- Where can DCs send comments? Can they fax them to Consumer Reports?
Consumer Reports did not respond to each of the questions, instead they faxed us the following letter:
June 3, 1994
Mr. Donald Petersen Jr.
Dear Mr. Petersen:
The article on chiropractors in the June issue of Consumer Reports is the third of a three-part series on alternative medicine, which also examined acupuncture and homeopathy. The intent of all three articles was to investigate controversial issues affecting public health, and to offer guidance to readers who were interested in seeking health care from practitioners in those particular fields.
The probe into chiropractic took place over more than three months, during which time our reporter gathered materials, information, and opinions from sources representing all sides of the debate. Much of the written material, which ultimately filled three large boxes, came from individual chiropractors and form the major chiropractic organizations, including the American Chiropractic Association and the International Chiropractic Association. Additional material came from library searches and from sources critical of chiropractic. All of these materials were read and considered in the preparation of the article. Additionally, out reporter conducted more than 30 lengthy interviews with individuals from many backgrounds and perspectives, including spokespersons from each of the the major chiropractic organizations, chiropractors involved in research and academia, and medical researchers and practitioners.

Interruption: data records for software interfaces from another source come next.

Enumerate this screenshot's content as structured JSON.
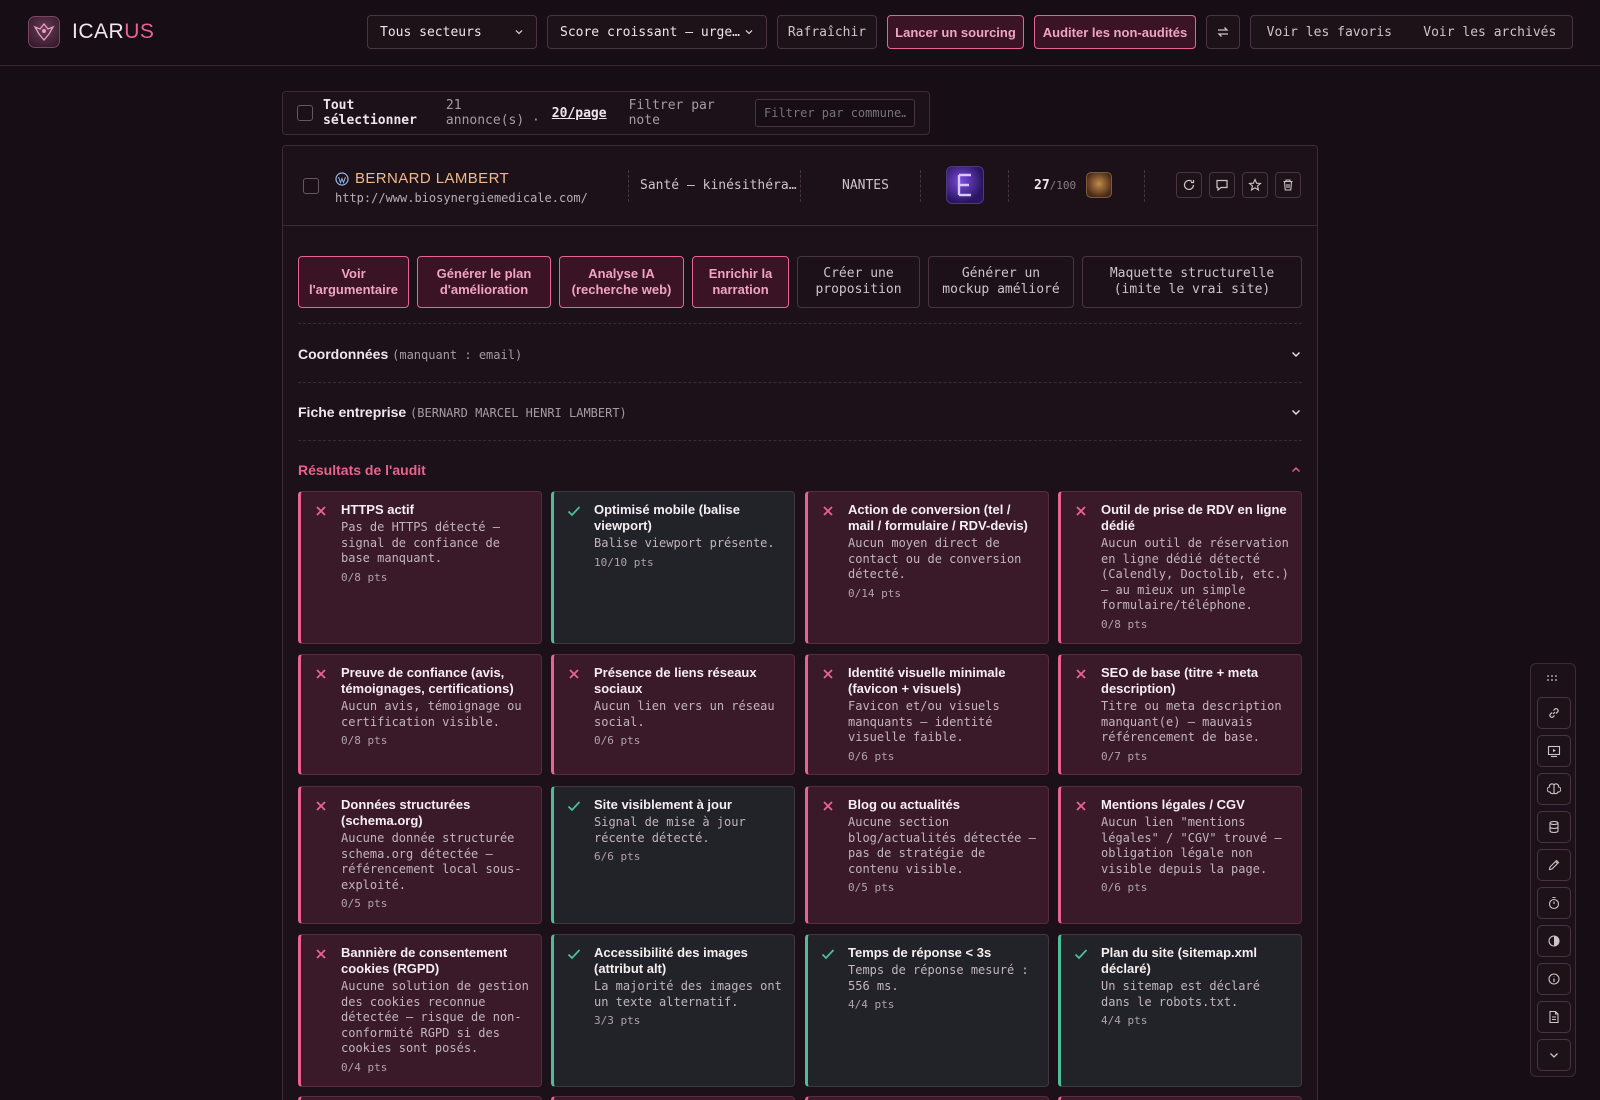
{
  "header": {
    "logo_text_a": "ICAR",
    "logo_text_b": "US",
    "sector_select": "Tous secteurs",
    "sort_select": "Score croissant — urge…",
    "refresh_label": "Rafraîchir",
    "sourcing_label": "Lancer un sourcing",
    "audit_label": "Auditer les non-audités",
    "favorites_label": "Voir les favoris",
    "archived_label": "Voir les archivés"
  },
  "filterbar": {
    "select_all": "Tout sélectionner",
    "count": "21 annonce(s) ·",
    "per_page": "20/page",
    "filter_note": "Filtrer par note",
    "commune_placeholder": "Filtrer par commune…"
  },
  "listing": {
    "name": "BERNARD LAMBERT",
    "url": "http://www.biosynergiemedicale.com/",
    "sector": "Santé — kinésithéra…",
    "city": "NANTES",
    "score": "27",
    "score_max": "/100"
  },
  "actions": [
    {
      "label": "Voir l'argumentaire"
    },
    {
      "label": "Générer le plan d'amélioration"
    },
    {
      "label": "Analyse IA (recherche web)"
    },
    {
      "label": "Enrichir la narration"
    },
    {
      "label": "Créer une proposition"
    },
    {
      "label": "Générer un mockup amélioré"
    },
    {
      "label": "Maquette structurelle (imite le vrai site)"
    }
  ],
  "sections": {
    "coords_title": "Coordonnées",
    "coords_sub": "(manquant : email)",
    "fiche_title": "Fiche entreprise",
    "fiche_sub": "(BERNARD MARCEL HENRI LAMBERT)",
    "audit_title": "Résultats de l'audit"
  },
  "audit_items": [
    {
      "status": "fail",
      "title": "HTTPS actif",
      "desc": "Pas de HTTPS détecté — signal de confiance de base manquant.",
      "pts": "0/8 pts"
    },
    {
      "status": "pass",
      "title": "Optimisé mobile (balise viewport)",
      "desc": "Balise viewport présente.",
      "pts": "10/10 pts"
    },
    {
      "status": "fail",
      "title": "Action de conversion (tel / mail / formulaire / RDV-devis)",
      "desc": "Aucun moyen direct de contact ou de conversion détecté.",
      "pts": "0/14 pts"
    },
    {
      "status": "fail",
      "title": "Outil de prise de RDV en ligne dédié",
      "desc": "Aucun outil de réservation en ligne dédié détecté (Calendly, Doctolib, etc.) — au mieux un simple formulaire/téléphone.",
      "pts": "0/8 pts"
    },
    {
      "status": "fail",
      "title": "Preuve de confiance (avis, témoignages, certifications)",
      "desc": "Aucun avis, témoignage ou certification visible.",
      "pts": "0/8 pts"
    },
    {
      "status": "fail",
      "title": "Présence de liens réseaux sociaux",
      "desc": "Aucun lien vers un réseau social.",
      "pts": "0/6 pts"
    },
    {
      "status": "fail",
      "title": "Identité visuelle minimale (favicon + visuels)",
      "desc": "Favicon et/ou visuels manquants — identité visuelle faible.",
      "pts": "0/6 pts"
    },
    {
      "status": "fail",
      "title": "SEO de base (titre + meta description)",
      "desc": "Titre ou meta description manquant(e) — mauvais référencement de base.",
      "pts": "0/7 pts"
    },
    {
      "status": "fail",
      "title": "Données structurées (schema.org)",
      "desc": "Aucune donnée structurée schema.org détectée — référencement local sous-exploité.",
      "pts": "0/5 pts"
    },
    {
      "status": "pass",
      "title": "Site visiblement à jour",
      "desc": "Signal de mise à jour récente détecté.",
      "pts": "6/6 pts"
    },
    {
      "status": "fail",
      "title": "Blog ou actualités",
      "desc": "Aucune section blog/actualités détectée — pas de stratégie de contenu visible.",
      "pts": "0/5 pts"
    },
    {
      "status": "fail",
      "title": "Mentions légales / CGV",
      "desc": "Aucun lien \"mentions légales\" / \"CGV\" trouvé — obligation légale non visible depuis la page.",
      "pts": "0/6 pts"
    },
    {
      "status": "fail",
      "title": "Bannière de consentement cookies (RGPD)",
      "desc": "Aucune solution de gestion des cookies reconnue détectée — risque de non-conformité RGPD si des cookies sont posés.",
      "pts": "0/4 pts"
    },
    {
      "status": "pass",
      "title": "Accessibilité des images (attribut alt)",
      "desc": "La majorité des images ont un texte alternatif.",
      "pts": "3/3 pts"
    },
    {
      "status": "pass",
      "title": "Temps de réponse < 3s",
      "desc": "Temps de réponse mesuré : 556 ms.",
      "pts": "4/4 pts"
    },
    {
      "status": "pass",
      "title": "Plan du site (sitemap.xml déclaré)",
      "desc": "Un sitemap est déclaré dans le robots.txt.",
      "pts": "4/4 pts"
    }
  ],
  "colors": {
    "accent": "#e8638f",
    "pass": "#4fbd97",
    "background": "#170d14"
  },
  "sidebar_icons": [
    "grip-icon",
    "link-icon",
    "play-icon",
    "brain-icon",
    "database-icon",
    "pen-icon",
    "timer-icon",
    "contrast-icon",
    "info-icon",
    "document-icon",
    "chevron-down-icon"
  ]
}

The views expressed in the final article are based solely on our independent, unbiased journalistic judgment. All recommendations in the article have been reviewed by the editorial staff and are those of Consumers Union alone. No individual or group exerted any influence on our report.
As in previous reports on health issues, we stressed the importance of using sound scientific evidence to sort through controversial and conflicting claims. We believe the scientific evidence supports the use of spinal manipulation in the treatment of neuromusculoskeletal conditions, particularly low back pain. We do not believe there is sufficient evidence for using spinal manipulation to treat infectious diseases, systemic disorders, or postural disorders in children. Nor do we see evidence to support the chiropractic theory that spinal health is essential to overall good health.
In keeping with these views, we recommend that readers interested in chiropractic care seek out practitioners who limit their practice to neuromusculoskeletal conditions. As a useful resource, we listed in our article two organizations whose members pledge to so limit their practice: the National Association for Chiropractic Medicine and the Orthopractic Manipulation Society International, both of which maintain referral lists. We recognize that some chiropractors who don't belong to these organizations may follow similar guidelines. The list of questions posed at the end of our article was intended to enable patients to identify chiropractors adhering to those principles.
Consumer Reports does not authorize and actively discourages the use of our name for any advertising or commercial purpose. It has come to our attention that the Orthopractic Manipulation Society International is encouraging its members to cite our article on chiropractic in ad copy. We have not authorized this, and have asked the Society to advise its members of our "no commercialization" policy.
We welcome letters from anyone who has read our article on chiropractic and wishes to comment on it. Letters should be sent to Consumer Reports, P.O. Box 2015 Yonkers, NY 10703-9015. While we will publish a selection of letters on chiropractors, please note that constraints on staff time prevent us from responding individually.
The Editors of Consumer Reports
With so many questions left unanswered, DCs are left to draw their own conclusions. Keeping in mind that the letter you send to Consumer Reports my be printed (if short) or excerpted, it is important to state all issues and facts in a cogent and concise manner. It may even require you to write two letters: the one you would like to send, and the one that represents your issues and your profession without the emotions this article has undoubtedly engendered.